Always in my mind. Always in my list. Been to Stratford-upon-Avon on its north side, and south of it, Bath, but never stepped into the real Cotswolds territory. Until now. Time well spent in the English Countryside. In some places, time stood still. The honey-coloured stone cottages, the centuries-old market halls, “wool churches” and biscuit-hued houses with dry stone wall fences. So lovely!

Castle Combe




Arlington Row in Bibury


Tetbury and Cirencester

And finally, Chippenham, where the wedding was held. The reason why we’re here. The Lost Orangery in Euridge Manor was the perfect venue for such a fairytale wedding.


We were famished by the time we got to Stow-on-the-Wold. This time, a proper afternoon tea with scones in Lucy’s. The Old Bakery is full but no worries, this old market town has an abundance of tea rooms and also antique shops. Between the two, you know where I headed to. Hard to resist freshly-baked scones with lashings of good ol’ clotted cream and strawberry jam. But I needed more than that and so I settled for the Cotswold ham served with matured cheddar and homemade brown bread warmed and toasted under the grill. You bet I waddled out of Lucy’s Tearoom after that meal.

Lucy’s Tea Room

Scones from Lucy’s Tearoom

Lucy’s Tearoom is one of many in Stow-on-the-Wold. It comes with a good reputation and the cafe itself has a charming courtyard garden you’d pass on the way to the loo 😜 Obviously, Stow-on-the-Wold is a choice spot for lunch or afternoon tea. Most cafes were full even at a very late lunch hour, and the car park confirms this is a pit stop for many visitors to Cotswolds. It is the highest among the Cotswolds towns at 800 feet where 7 major roads converge. A hub, if I may call it that, just like in the past when it hosted big sheep trading fairs at the height of the wool industry of Cotswolds.

Cotswold Ham, anyone?

Just like the other villages in the 5 counties covered by The Cotswolds, Stow-on-the-Wold has the same biscuit-colored cottages and green fields. Art enthusiasts would love visiting the 3 art galleries to be found here. Or you can choose to shop in any of the antique shops or like us, check out some of the ancient inns and tearooms. It is said that J. R. R. Tolkien was inspired by Stow-on-the-Wold when he wrote Lord of the Rings. Specifically, the Doors of Durin were inspired by the north door of St. Edward’s Parish Church. Many photos were taken here. So I’d grab one just to show you. Why? Because we failed to see this. Darn. Too busy and too hungry for lunch. By the time we were done with lunch, it was time to move.
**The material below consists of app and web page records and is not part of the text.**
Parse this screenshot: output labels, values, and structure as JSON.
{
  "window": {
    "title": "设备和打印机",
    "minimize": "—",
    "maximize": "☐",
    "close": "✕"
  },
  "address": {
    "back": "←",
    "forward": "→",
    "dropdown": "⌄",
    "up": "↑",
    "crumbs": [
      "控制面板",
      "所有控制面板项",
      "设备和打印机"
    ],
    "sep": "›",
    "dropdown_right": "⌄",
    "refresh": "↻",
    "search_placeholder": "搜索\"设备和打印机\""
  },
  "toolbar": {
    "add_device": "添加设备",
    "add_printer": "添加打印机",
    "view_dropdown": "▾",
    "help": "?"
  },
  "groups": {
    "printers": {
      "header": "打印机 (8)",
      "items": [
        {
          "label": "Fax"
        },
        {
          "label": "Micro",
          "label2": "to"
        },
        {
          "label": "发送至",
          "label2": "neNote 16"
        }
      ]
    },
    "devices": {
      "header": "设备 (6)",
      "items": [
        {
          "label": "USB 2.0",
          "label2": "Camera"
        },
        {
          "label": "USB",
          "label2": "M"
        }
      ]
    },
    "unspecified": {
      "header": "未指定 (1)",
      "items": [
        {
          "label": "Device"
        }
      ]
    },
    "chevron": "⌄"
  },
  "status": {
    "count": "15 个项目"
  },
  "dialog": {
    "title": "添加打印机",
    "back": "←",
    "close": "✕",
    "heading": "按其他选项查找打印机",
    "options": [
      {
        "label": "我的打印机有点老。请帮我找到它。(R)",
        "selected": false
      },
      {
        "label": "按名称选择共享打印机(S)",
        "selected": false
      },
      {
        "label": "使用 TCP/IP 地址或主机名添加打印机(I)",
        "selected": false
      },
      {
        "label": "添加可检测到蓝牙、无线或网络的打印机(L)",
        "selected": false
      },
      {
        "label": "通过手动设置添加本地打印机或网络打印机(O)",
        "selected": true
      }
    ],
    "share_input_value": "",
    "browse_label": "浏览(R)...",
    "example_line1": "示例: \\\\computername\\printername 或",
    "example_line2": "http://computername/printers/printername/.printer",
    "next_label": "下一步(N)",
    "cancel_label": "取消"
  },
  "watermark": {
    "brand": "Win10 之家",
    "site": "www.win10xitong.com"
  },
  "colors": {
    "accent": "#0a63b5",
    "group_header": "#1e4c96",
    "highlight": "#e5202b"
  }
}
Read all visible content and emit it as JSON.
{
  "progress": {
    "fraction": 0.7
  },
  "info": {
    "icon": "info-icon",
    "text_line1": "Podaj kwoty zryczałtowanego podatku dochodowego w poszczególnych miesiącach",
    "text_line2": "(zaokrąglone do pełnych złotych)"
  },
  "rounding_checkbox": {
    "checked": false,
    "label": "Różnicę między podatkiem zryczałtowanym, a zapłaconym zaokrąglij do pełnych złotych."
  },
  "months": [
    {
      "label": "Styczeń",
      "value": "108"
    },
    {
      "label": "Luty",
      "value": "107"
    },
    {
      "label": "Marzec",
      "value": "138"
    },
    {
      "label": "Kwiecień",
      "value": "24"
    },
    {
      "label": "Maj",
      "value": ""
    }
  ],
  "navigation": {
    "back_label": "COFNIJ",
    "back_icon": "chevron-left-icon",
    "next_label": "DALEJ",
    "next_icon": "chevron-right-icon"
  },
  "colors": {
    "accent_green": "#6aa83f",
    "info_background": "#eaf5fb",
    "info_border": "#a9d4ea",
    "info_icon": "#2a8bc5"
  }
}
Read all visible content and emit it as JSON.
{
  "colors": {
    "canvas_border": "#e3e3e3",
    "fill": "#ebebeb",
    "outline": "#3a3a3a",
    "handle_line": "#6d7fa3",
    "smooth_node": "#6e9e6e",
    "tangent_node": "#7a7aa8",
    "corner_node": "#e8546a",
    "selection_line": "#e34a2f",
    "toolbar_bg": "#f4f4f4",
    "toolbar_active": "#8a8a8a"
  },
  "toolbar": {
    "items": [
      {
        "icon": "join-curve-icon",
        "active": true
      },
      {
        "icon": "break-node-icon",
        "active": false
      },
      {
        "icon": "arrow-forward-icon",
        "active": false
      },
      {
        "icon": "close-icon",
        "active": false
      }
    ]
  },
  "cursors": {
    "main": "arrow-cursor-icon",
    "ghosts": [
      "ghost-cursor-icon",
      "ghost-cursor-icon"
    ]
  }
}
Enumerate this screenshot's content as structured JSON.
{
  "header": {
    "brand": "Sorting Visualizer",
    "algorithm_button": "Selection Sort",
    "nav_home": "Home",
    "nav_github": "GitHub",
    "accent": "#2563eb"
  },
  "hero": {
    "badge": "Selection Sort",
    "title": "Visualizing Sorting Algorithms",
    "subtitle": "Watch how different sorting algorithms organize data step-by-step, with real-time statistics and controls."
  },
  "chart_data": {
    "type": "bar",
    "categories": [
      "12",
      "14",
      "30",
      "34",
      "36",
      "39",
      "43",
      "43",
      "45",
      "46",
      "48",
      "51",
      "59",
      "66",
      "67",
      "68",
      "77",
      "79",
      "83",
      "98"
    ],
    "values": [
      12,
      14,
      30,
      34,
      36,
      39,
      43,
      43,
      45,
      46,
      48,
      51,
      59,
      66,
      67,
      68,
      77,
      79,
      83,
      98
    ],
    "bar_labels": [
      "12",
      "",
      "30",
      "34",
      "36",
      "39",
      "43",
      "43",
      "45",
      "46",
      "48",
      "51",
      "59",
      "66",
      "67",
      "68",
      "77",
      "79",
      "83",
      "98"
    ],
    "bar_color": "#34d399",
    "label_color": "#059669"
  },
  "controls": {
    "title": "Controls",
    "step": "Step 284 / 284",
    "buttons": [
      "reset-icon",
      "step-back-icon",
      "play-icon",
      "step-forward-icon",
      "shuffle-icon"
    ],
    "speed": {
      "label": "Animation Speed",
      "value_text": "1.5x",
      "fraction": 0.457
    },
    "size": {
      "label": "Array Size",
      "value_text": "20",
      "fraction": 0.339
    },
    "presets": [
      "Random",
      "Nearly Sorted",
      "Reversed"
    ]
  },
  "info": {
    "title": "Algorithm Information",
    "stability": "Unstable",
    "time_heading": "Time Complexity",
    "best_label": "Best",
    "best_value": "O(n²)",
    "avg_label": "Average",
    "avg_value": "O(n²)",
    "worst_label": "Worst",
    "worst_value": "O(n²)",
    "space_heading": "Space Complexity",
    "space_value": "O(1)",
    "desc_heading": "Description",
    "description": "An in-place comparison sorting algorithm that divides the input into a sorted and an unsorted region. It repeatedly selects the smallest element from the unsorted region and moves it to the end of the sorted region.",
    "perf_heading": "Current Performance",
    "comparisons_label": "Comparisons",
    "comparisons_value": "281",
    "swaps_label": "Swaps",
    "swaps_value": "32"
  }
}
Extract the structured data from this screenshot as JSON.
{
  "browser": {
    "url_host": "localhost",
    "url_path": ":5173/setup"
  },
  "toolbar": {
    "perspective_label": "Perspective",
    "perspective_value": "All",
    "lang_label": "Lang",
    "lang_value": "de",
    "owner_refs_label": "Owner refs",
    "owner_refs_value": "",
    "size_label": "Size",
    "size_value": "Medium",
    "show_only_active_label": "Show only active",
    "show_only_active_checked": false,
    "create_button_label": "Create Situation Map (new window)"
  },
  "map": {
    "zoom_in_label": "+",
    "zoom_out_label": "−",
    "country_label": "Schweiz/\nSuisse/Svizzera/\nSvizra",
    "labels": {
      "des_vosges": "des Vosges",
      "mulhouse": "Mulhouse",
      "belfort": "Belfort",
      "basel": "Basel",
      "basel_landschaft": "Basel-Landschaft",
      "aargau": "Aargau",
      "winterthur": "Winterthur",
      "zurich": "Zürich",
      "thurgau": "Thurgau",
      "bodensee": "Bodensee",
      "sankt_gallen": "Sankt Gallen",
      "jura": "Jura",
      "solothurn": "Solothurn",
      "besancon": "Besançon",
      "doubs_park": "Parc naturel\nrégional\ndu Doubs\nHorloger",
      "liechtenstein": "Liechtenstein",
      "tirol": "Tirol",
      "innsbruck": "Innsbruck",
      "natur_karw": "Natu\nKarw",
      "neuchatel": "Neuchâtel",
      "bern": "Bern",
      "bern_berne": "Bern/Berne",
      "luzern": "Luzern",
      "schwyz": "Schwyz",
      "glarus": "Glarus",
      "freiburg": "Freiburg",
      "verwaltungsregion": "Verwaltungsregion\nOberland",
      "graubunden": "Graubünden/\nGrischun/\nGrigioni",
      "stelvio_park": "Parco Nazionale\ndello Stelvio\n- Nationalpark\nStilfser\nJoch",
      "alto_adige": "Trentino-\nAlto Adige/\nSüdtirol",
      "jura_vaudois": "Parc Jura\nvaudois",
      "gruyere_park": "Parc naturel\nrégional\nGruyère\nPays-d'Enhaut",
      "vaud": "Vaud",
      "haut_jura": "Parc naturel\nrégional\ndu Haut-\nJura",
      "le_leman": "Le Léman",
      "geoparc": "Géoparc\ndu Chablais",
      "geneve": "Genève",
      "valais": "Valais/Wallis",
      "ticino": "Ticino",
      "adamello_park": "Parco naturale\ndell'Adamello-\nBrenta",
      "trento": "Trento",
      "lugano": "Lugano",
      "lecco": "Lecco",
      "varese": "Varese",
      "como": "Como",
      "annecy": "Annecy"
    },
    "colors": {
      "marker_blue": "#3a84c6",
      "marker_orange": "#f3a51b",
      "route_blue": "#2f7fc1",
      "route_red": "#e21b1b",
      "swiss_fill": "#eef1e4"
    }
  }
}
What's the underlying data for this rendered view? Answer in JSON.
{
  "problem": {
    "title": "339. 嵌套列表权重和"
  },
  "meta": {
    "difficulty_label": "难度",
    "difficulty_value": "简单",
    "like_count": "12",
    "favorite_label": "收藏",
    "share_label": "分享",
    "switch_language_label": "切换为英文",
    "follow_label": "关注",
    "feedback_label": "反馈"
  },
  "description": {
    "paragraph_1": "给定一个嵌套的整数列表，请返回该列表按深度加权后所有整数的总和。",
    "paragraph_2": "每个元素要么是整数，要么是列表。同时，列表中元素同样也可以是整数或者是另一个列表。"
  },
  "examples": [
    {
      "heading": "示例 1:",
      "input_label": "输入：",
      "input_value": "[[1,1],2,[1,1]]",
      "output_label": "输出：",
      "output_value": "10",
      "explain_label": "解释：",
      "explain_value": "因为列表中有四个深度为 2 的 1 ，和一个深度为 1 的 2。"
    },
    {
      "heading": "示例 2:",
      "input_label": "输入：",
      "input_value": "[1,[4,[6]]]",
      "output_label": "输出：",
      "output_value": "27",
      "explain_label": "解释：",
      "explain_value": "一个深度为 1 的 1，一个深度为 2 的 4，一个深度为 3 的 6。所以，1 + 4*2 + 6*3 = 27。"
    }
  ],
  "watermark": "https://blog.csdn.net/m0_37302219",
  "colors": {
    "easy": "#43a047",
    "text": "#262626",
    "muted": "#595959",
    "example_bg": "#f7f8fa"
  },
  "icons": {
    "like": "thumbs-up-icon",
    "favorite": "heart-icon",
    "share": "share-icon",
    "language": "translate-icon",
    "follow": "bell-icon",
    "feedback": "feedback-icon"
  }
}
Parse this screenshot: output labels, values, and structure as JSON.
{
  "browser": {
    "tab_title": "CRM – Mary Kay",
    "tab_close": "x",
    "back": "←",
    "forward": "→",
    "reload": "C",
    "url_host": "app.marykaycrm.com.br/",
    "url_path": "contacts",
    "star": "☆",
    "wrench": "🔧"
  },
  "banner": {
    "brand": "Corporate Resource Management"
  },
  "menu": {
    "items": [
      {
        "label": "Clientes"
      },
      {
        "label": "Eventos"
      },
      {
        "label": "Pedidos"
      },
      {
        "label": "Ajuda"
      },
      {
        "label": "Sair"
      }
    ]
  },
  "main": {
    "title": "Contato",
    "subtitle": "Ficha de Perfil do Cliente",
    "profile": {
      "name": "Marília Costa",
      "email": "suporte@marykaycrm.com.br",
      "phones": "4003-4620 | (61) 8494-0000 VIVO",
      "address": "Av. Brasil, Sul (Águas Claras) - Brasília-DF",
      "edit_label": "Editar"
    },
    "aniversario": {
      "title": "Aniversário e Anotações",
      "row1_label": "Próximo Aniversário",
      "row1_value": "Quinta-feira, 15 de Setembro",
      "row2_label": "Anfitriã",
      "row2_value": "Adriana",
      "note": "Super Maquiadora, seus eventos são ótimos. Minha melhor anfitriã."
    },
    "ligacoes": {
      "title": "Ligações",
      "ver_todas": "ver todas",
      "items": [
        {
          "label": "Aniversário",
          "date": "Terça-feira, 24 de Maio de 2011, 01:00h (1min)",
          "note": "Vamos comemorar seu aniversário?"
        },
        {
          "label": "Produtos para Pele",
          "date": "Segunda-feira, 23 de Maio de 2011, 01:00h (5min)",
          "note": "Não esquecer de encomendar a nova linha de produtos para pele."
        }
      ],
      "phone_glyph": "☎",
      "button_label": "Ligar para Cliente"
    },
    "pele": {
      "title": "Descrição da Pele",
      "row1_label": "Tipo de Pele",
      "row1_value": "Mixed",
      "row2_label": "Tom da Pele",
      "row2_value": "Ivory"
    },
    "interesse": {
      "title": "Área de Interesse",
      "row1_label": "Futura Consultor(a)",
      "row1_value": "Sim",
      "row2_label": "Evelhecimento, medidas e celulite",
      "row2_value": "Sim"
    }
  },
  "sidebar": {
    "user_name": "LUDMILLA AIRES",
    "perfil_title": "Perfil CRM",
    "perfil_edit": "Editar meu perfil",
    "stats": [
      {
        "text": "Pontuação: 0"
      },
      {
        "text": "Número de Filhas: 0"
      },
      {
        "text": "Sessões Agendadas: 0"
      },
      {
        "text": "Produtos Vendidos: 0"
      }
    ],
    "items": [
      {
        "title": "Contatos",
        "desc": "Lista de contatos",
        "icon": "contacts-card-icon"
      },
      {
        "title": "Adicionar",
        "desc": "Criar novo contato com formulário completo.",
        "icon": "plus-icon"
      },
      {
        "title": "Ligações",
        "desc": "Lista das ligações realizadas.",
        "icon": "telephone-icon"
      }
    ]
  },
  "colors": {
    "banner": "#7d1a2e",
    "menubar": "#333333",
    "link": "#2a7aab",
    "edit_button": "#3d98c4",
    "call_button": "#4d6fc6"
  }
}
Sourced from the Net

Sourced from the Net

Indeed, this market town is a jumble of art, history, culture and gastronomy. From what I gather, there’s a wide range of dining options from fine restaurants to artsy cafes to ale pubs. And as I mentioned earlier, at least 3 art galleries. Choice is yours to make. Unless you’re staying the night here, better plan on which to check out or which NOT to miss! Listen and take our advice. Learn from us 🙄